The school said my son is below average on his school work what else can I do he doesn't want to do any more school work at home (what kid would)?
I work with him one on one and he does well but fustrated at times, I want to make it exciting instead of boring.
I don't want him to stay behind either he is a second grader and if he is struggling now imagine the next grade. Any Ideas???


Asked by Anonymous at 3:06 PM on Feb. 4, 2009 in School-Age Kids (5-8)

This question is closed.
Answers (6)
  • check out It has lots of fun learning games for K-8. Look for other ways to make learning fun. Staring @ books is not alwys so fun. Do science experiments together. Find books he is interested in and read them together. you read one page, he reads the next.

    Answer by 4monkees at 3:51 PM on Feb. 4, 2009

  • Pay for a tutor if you can. Send him to Sylvan's learning center, if you can afford it.

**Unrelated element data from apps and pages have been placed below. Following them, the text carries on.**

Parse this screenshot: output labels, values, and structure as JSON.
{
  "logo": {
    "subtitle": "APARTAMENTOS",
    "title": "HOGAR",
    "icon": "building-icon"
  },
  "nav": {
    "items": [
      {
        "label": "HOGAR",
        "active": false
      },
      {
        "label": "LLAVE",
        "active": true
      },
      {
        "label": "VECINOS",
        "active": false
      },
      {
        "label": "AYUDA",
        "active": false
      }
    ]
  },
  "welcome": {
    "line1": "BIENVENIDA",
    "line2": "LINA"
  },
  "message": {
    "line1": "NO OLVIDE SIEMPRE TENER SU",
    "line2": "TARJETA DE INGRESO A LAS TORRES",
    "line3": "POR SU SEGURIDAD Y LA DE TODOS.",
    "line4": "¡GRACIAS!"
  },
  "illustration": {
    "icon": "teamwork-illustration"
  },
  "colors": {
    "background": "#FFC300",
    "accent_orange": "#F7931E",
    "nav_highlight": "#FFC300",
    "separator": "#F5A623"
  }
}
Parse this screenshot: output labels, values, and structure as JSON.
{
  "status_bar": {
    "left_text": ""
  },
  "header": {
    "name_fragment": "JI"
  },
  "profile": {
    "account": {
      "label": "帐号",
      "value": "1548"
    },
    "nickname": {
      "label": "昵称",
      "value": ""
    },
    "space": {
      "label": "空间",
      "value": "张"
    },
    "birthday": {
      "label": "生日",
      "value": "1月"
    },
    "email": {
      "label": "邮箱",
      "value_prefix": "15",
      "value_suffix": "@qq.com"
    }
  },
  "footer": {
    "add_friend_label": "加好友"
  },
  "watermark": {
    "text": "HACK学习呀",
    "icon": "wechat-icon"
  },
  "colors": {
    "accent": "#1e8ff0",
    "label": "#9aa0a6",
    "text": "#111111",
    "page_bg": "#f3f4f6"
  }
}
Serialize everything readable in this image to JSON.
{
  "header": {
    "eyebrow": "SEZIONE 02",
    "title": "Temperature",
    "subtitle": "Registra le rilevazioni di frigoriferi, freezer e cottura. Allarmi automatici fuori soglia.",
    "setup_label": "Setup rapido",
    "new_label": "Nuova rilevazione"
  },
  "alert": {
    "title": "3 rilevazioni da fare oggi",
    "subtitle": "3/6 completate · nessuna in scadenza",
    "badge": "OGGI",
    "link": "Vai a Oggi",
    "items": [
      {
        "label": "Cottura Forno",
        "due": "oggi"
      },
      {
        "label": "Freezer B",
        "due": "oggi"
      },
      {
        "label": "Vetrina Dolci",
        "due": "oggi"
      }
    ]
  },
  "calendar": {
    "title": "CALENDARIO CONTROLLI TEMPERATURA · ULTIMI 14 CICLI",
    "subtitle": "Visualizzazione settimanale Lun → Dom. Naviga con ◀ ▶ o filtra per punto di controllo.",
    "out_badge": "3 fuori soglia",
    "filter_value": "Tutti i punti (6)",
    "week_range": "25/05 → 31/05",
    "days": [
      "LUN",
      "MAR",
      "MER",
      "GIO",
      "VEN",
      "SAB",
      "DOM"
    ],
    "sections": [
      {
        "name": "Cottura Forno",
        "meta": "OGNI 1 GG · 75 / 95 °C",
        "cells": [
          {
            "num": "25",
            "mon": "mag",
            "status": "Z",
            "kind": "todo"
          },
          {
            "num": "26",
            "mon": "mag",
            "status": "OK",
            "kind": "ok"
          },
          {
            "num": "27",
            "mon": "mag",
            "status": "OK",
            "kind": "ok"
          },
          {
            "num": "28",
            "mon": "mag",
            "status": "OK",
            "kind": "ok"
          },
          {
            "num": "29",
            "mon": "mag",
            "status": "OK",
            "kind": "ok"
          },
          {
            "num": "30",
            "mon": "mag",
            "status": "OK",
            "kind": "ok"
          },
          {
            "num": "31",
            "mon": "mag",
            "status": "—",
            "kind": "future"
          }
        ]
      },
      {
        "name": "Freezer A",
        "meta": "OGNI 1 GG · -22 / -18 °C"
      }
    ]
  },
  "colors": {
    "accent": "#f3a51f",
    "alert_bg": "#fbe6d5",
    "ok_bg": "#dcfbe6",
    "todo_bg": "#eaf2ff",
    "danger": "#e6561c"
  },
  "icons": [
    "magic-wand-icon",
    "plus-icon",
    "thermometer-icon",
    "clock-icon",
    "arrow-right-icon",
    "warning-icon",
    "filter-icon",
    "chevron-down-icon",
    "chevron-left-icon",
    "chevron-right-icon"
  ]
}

    Answer by louise2 at 3:09 PM on Feb. 4, 2009

  • Every chance you get, incorporate learning into everyday stuff. Get excited about it. He may look at you like you lost your mind, but just let that roll off your shoulder. Is there childern's museums nearby? Maybe take him to those, they have lots of interactive stuff he can do. Get excited when he catched on to things, and tell him how smart he is. Once a kid falls in the dumb category, it's so hard to get them out of it.

    You can try tutoring centers if you're able to, but at home make it fun. Find out what he likes best, maybe go to the library and rent a book on science projects and have weekends dedicated to it.

    Also consider this: there are two types to ADHD, is his problem not paying attention, this can be being to figdety or daydreaming. Look into that, educated yourself on it. (Believe me, I hated the idea of my kid being ADHD, but in the end it helped him a bit in school.)

    Good Luck!!

    Answer by Anonymous at 3:57 PM on Feb. 4, 2009

  • Try Leapster II or the new one for older kids - also there are tons of computer games that are age/grade based that use core subjects but disguise them as games. Look on some homeschooling sites or the Jumpstart series.

    You can also try cooking with him from recipes - if you get a plastic lettuce knife there's not much he can't help with, and it will help him with math and reading

    Answer by NotPanicking at 5:52 PM on Feb. 4, 2009

  • Get creative! There are games for kids that are great for literacy and math (monopoly, scrabble, yahtzee, etc). Create your own games, find some fun interactive games online (or software), etc. Think like a child. How would you want the lessons presented to you? What would make it easier to understand? Is he a hands-on type of kid...does he do better watching videos...or would he prefer reading the lessons?

    Answer by ReneeK3 at 6:08 PM on Feb. 4, 2009

  • See if they will allow him to sit closer to the teacher. Have his eyes tested in case he isn't reading the board and doesn't know any better. That happened to me and I needed glasses but assumed if I couldnt see then nobody else could either, so as a kid I didnt know to even speak up!

    Answer by Fifilaflea at 9:10 PM on Feb. 4, 2009